Now, I have nothing against those who seemingly have it all together, but you know what I really love?? The people with RA who don’t. Those folks who show their vulnerabilities and who express their pain, their disdain at having this disease, and their anger at their relatives for not understanding. My life doesn’t revolve around Arthritis, but it has left its little mark on virtually every area of my life. So I love and respect the people who show itand other realities about living with a chronic disease.

2. Entertain your emotions and they will go.

A mentor of mine once told me a story about living as a young girl in Africa. Often, many of her friends and relatives from the US would come visit her missionary parents while they were living in Tanzania. Well, apparently, she hatedbeing visited by company. So her mother would tell her, “All we have to do is entertain them for a little while, and then they will go.”

There is nothing healthier than entertaining your emotions and letting yoed940647fa425a2192de32a493b31492--ugly-faces-hilarious-memesurself feel what your body, mind, and soul desperately wants you to feel. There are many negative repercussions to holding negative emotions in–including increased pain, depression, sleeplessness, etc. The point is, as much as Kim Kardashian hates her crying face, at that moment when she was admitting she was unhappy in her marriage, crying and expressing herself was the healthiest thing she could have done.

One thing my mentor (a licensed clinical social worker) likes to say is this: “Don’t be afraid of crying. You won’t cry forever. Eventually, you’ll fall asleep then wake up feeling better.” Pretty sound advice, if you ask me.

3. Promise yourself to wake up with a new attitude tomorrow.

This is something I like to do. It helps me feel less guilty about having a “bad day,” and gives me something to look forward to. To me, it doesn’t matter how many tomorrows go by before I wake up with a new attitude. We all know is that it isn’t always as simple as “promising to wake up better”–sometimes the “tomorrow” is even worse than the day before! What matters to me is that I tried to have a better day and gave that new day a chance. 

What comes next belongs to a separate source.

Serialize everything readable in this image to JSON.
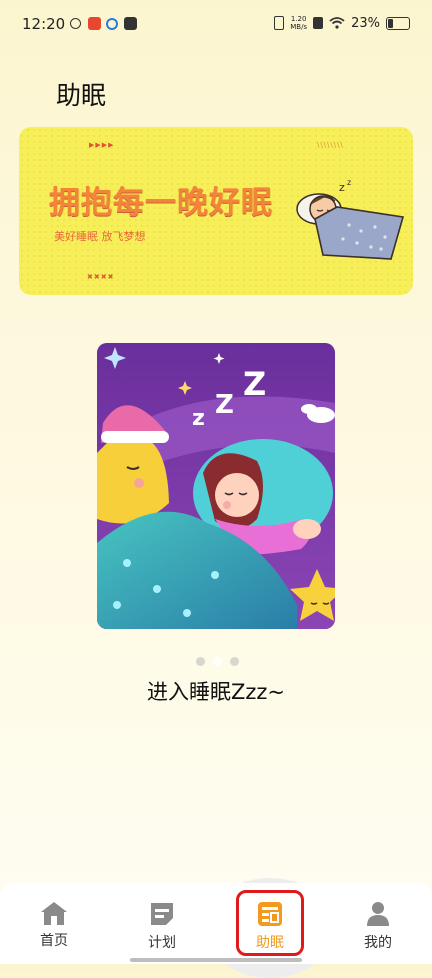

Living in my teens with depression meant that I was always concerned about the past. Focusing on today and the hope for a better tomorrow gets me through life’s tough patches.

A poem I used to read went like this: RABlog2017

Today, is here and yesterday, is gone!
Now, it’s time, you have to move on!
There’s no looking back, what was
before, for it just isn’t there, anymore!
You have to look, to the future and it
will show you, the way. For it’s the
beginning, of a brand new day! Time,
is the best healer, as everybody knows.
And whatever happens, is the way the
wind blows! Don’t ever look back, to
what was before, for it’s gone and
forgotten and not here, anymore! For
whatever reason, it was meant to be.
You’ll come out unscathed and happy
to be free!

%d bloggers like this: